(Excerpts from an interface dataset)
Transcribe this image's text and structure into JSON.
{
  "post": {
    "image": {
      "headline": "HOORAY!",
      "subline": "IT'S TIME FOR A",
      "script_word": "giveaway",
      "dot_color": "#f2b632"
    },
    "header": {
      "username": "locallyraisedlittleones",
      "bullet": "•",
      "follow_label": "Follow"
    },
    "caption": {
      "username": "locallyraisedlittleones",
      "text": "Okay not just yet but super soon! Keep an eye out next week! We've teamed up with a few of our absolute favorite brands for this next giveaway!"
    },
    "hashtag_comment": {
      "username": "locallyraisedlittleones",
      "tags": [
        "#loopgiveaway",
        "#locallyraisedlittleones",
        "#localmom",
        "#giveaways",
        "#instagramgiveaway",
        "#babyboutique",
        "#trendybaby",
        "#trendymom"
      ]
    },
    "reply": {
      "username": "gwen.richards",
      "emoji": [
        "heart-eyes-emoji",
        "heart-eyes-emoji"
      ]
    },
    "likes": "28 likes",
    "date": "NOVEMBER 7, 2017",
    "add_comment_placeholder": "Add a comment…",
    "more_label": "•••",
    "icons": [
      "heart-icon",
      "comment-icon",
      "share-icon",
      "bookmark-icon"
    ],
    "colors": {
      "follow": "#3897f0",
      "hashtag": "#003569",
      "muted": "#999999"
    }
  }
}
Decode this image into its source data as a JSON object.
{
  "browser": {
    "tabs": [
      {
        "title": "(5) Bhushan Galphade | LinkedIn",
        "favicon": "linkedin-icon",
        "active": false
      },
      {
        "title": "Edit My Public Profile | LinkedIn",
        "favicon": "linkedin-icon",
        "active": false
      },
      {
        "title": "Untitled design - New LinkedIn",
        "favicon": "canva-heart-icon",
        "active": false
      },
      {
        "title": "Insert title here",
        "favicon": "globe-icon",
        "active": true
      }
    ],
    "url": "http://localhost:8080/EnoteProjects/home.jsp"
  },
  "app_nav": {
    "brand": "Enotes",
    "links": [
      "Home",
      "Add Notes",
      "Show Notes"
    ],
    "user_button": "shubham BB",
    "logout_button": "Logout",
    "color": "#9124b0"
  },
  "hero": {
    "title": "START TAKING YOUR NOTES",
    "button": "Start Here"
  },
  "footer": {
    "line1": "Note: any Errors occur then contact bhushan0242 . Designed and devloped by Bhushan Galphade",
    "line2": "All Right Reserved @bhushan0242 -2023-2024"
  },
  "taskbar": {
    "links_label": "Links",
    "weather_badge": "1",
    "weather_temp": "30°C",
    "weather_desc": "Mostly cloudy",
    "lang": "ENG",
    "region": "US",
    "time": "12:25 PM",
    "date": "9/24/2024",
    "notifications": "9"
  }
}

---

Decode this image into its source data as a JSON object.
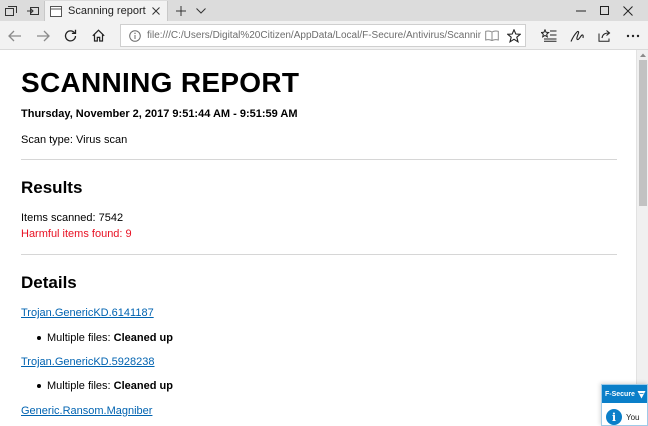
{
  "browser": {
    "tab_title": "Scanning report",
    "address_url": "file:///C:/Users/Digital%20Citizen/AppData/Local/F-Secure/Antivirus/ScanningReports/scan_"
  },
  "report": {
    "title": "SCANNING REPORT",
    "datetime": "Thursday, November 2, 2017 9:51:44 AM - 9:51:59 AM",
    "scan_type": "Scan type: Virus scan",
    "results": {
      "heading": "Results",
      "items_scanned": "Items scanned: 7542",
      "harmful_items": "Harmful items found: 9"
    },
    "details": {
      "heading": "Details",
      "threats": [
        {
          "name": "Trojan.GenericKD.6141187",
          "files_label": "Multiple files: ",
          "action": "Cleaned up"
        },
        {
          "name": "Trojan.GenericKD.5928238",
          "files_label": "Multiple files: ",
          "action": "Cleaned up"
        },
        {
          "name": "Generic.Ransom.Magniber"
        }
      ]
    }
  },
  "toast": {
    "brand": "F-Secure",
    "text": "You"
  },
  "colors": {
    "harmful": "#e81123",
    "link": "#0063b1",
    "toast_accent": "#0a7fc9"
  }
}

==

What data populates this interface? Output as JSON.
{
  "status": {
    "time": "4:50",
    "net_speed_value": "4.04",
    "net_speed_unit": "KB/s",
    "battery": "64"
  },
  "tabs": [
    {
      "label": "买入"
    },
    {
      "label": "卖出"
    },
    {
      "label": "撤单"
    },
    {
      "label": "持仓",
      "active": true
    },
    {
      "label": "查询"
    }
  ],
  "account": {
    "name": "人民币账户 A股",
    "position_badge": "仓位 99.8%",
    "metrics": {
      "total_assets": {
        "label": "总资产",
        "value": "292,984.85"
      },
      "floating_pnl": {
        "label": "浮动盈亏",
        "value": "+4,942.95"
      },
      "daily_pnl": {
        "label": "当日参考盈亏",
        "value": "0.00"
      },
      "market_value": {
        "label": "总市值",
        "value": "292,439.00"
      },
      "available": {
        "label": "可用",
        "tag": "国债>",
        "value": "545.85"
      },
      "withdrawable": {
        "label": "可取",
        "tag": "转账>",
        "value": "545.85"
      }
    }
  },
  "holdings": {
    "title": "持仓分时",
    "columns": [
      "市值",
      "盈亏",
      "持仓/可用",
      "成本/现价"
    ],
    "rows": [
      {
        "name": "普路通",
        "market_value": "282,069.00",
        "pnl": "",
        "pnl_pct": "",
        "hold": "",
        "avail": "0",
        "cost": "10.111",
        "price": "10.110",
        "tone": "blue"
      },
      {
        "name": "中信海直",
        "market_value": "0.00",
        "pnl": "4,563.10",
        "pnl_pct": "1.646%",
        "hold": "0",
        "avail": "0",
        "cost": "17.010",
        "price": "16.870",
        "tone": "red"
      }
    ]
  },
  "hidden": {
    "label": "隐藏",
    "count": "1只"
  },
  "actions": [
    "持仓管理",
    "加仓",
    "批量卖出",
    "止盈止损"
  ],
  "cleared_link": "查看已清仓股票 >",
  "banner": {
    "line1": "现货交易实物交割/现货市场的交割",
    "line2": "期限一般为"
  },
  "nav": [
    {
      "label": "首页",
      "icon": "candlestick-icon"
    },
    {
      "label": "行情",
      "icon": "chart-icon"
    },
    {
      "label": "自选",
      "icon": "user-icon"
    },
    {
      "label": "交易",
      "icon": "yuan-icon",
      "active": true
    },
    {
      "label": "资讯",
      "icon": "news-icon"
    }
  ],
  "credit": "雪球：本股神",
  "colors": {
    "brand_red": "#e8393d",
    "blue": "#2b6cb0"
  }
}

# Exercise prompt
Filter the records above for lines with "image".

# Expected answer
Transcribe this image's text and structure into JSON.
    "image": {
Decode this image into its source data as a JSON object.
Decode this image into its source data as a JSON object.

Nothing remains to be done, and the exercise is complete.